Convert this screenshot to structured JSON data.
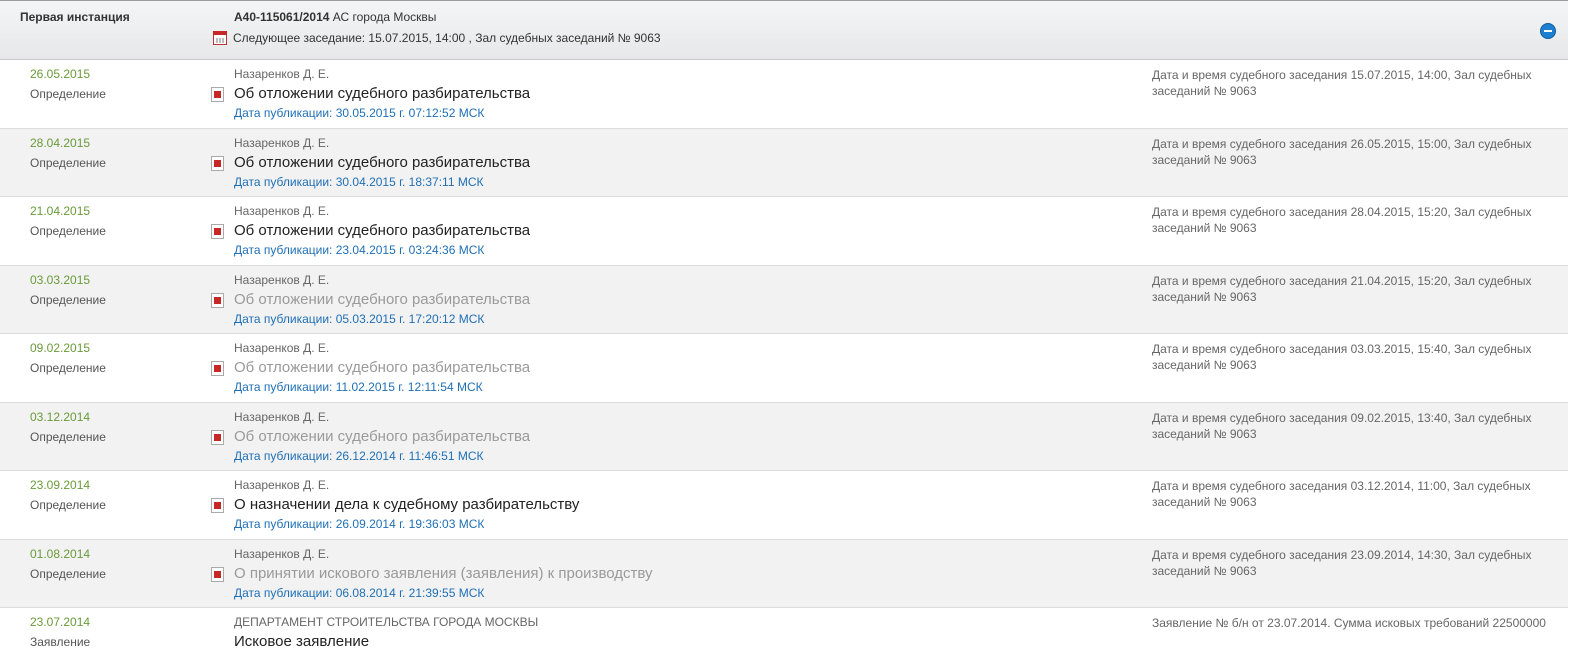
{
  "header": {
    "instance": "Первая инстанция",
    "case_number": "А40-115061/2014",
    "court": " АС города Москвы",
    "next_session": "Следующее заседание: 15.07.2015, 14:00 , Зал судебных заседаний № 9063"
  },
  "rows": [
    {
      "date": "26.05.2015",
      "type": "Определение",
      "author": "Назаренков Д. Е.",
      "title": "Об отложении судебного разбирательства",
      "publication": "Дата публикации: 30.05.2015 г. 07:12:52 МСК",
      "info": "Дата и время судебного заседания 15.07.2015, 14:00, Зал судебных заседаний № 9063"
    },
    {
      "date": "28.04.2015",
      "type": "Определение",
      "author": "Назаренков Д. Е.",
      "title": "Об отложении судебного разбирательства",
      "publication": "Дата публикации: 30.04.2015 г. 18:37:11 МСК",
      "info": "Дата и время судебного заседания 26.05.2015, 15:00, Зал судебных заседаний № 9063"
    },
    {
      "date": "21.04.2015",
      "type": "Определение",
      "author": "Назаренков Д. Е.",
      "title": "Об отложении судебного разбирательства",
      "publication": "Дата публикации: 23.04.2015 г. 03:24:36 МСК",
      "info": "Дата и время судебного заседания 28.04.2015, 15:20, Зал судебных заседаний № 9063"
    },
    {
      "date": "03.03.2015",
      "type": "Определение",
      "author": "Назаренков Д. Е.",
      "title": "Об отложении судебного разбирательства",
      "publication": "Дата публикации: 05.03.2015 г. 17:20:12 МСК",
      "info": "Дата и время судебного заседания 21.04.2015, 15:20, Зал судебных заседаний № 9063"
    },
    {
      "date": "09.02.2015",
      "type": "Определение",
      "author": "Назаренков Д. Е.",
      "title": "Об отложении судебного разбирательства",
      "publication": "Дата публикации: 11.02.2015 г. 12:11:54 МСК",
      "info": "Дата и время судебного заседания 03.03.2015, 15:40, Зал судебных заседаний № 9063"
    },
    {
      "date": "03.12.2014",
      "type": "Определение",
      "author": "Назаренков Д. Е.",
      "title": "Об отложении судебного разбирательства",
      "publication": "Дата публикации: 26.12.2014 г. 11:46:51 МСК",
      "info": "Дата и время судебного заседания 09.02.2015, 13:40, Зал судебных заседаний № 9063"
    },
    {
      "date": "23.09.2014",
      "type": "Определение",
      "author": "Назаренков Д. Е.",
      "title": "О назначении дела к судебному разбирательству",
      "publication": "Дата публикации: 26.09.2014 г. 19:36:03 МСК",
      "info": "Дата и время судебного заседания 03.12.2014, 11:00, Зал судебных заседаний № 9063"
    },
    {
      "date": "01.08.2014",
      "type": "Определение",
      "author": "Назаренков Д. Е.",
      "title": "О принятии искового заявления (заявления) к производству",
      "publication": "Дата публикации: 06.08.2014 г. 21:39:55 МСК",
      "info": "Дата и время судебного заседания 23.09.2014, 14:30, Зал судебных заседаний № 9063"
    },
    {
      "date": "23.07.2014",
      "type": "Заявление",
      "author": "ДЕПАРТАМЕНТ СТРОИТЕЛЬСТВА ГОРОДА МОСКВЫ",
      "title": "Исковое заявление",
      "info": "Заявление № б/н от 23.07.2014. Сумма исковых требований 22500000"
    }
  ]
}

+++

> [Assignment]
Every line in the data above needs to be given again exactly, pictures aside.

> [Exercise response]
Convert this screenshot to structured JSON data.
{
  "header": {
    "instance": "Первая инстанция",
    "case_number": "А40-115061/2014",
    "court": " АС города Москвы",
    "next_session": "Следующее заседание: 15.07.2015, 14:00 , Зал судебных заседаний № 9063"
  },
  "rows": [
    {
      "date": "26.05.2015",
      "type": "Определение",
      "author": "Назаренков Д. Е.",
      "title": "Об отложении судебного разбирательства",
      "publication": "Дата публикации: 30.05.2015 г. 07:12:52 МСК",
      "info": "Дата и время судебного заседания 15.07.2015, 14:00, Зал судебных заседаний № 9063"
    },
    {
      "date": "28.04.2015",
      "type": "Определение",
      "author": "Назаренков Д. Е.",
      "title": "Об отложении судебного разбирательства",
      "publication": "Дата публикации: 30.04.2015 г. 18:37:11 МСК",
      "info": "Дата и время судебного заседания 26.05.2015, 15:00, Зал судебных заседаний № 9063"
    },
    {
      "date": "21.04.2015",
      "type": "Определение",
      "author": "Назаренков Д. Е.",
      "title": "Об отложении судебного разбирательства",
      "publication": "Дата публикации: 23.04.2015 г. 03:24:36 МСК",
      "info": "Дата и время судебного заседания 28.04.2015, 15:20, Зал судебных заседаний № 9063"
    },
    {
      "date": "03.03.2015",
      "type": "Определение",
      "author": "Назаренков Д. Е.",
      "title": "Об отложении судебного разбирательства",
      "publication": "Дата публикации: 05.03.2015 г. 17:20:12 МСК",
      "info": "Дата и время судебного заседания 21.04.2015, 15:20, Зал судебных заседаний № 9063"
    },
    {
      "date": "09.02.2015",
      "type": "Определение",
      "author": "Назаренков Д. Е.",
      "title": "Об отложении судебного разбирательства",
      "publication": "Дата публикации: 11.02.2015 г. 12:11:54 МСК",
      "info": "Дата и время судебного заседания 03.03.2015, 15:40, Зал судебных заседаний № 9063"
    },
    {
      "date": "03.12.2014",
      "type": "Определение",
      "author": "Назаренков Д. Е.",
      "title": "Об отложении судебного разбирательства",
      "publication": "Дата публикации: 26.12.2014 г. 11:46:51 МСК",
      "info": "Дата и время судебного заседания 09.02.2015, 13:40, Зал судебных заседаний № 9063"
    },
    {
      "date": "23.09.2014",
      "type": "Определение",
      "author": "Назаренков Д. Е.",
      "title": "О назначении дела к судебному разбирательству",
      "publication": "Дата публикации: 26.09.2014 г. 19:36:03 МСК",
      "info": "Дата и время судебного заседания 03.12.2014, 11:00, Зал судебных заседаний № 9063"
    },
    {
      "date": "01.08.2014",
      "type": "Определение",
      "author": "Назаренков Д. Е.",
      "title": "О принятии искового заявления (заявления) к производству",
      "publication": "Дата публикации: 06.08.2014 г. 21:39:55 МСК",
      "info": "Дата и время судебного заседания 23.09.2014, 14:30, Зал судебных заседаний № 9063"
    },
    {
      "date": "23.07.2014",
      "type": "Заявление",
      "author": "ДЕПАРТАМЕНТ СТРОИТЕЛЬСТВА ГОРОДА МОСКВЫ",
      "title": "Исковое заявление",
      "info": "Заявление № б/н от 23.07.2014. Сумма исковых требований 22500000"
    }
  ]
}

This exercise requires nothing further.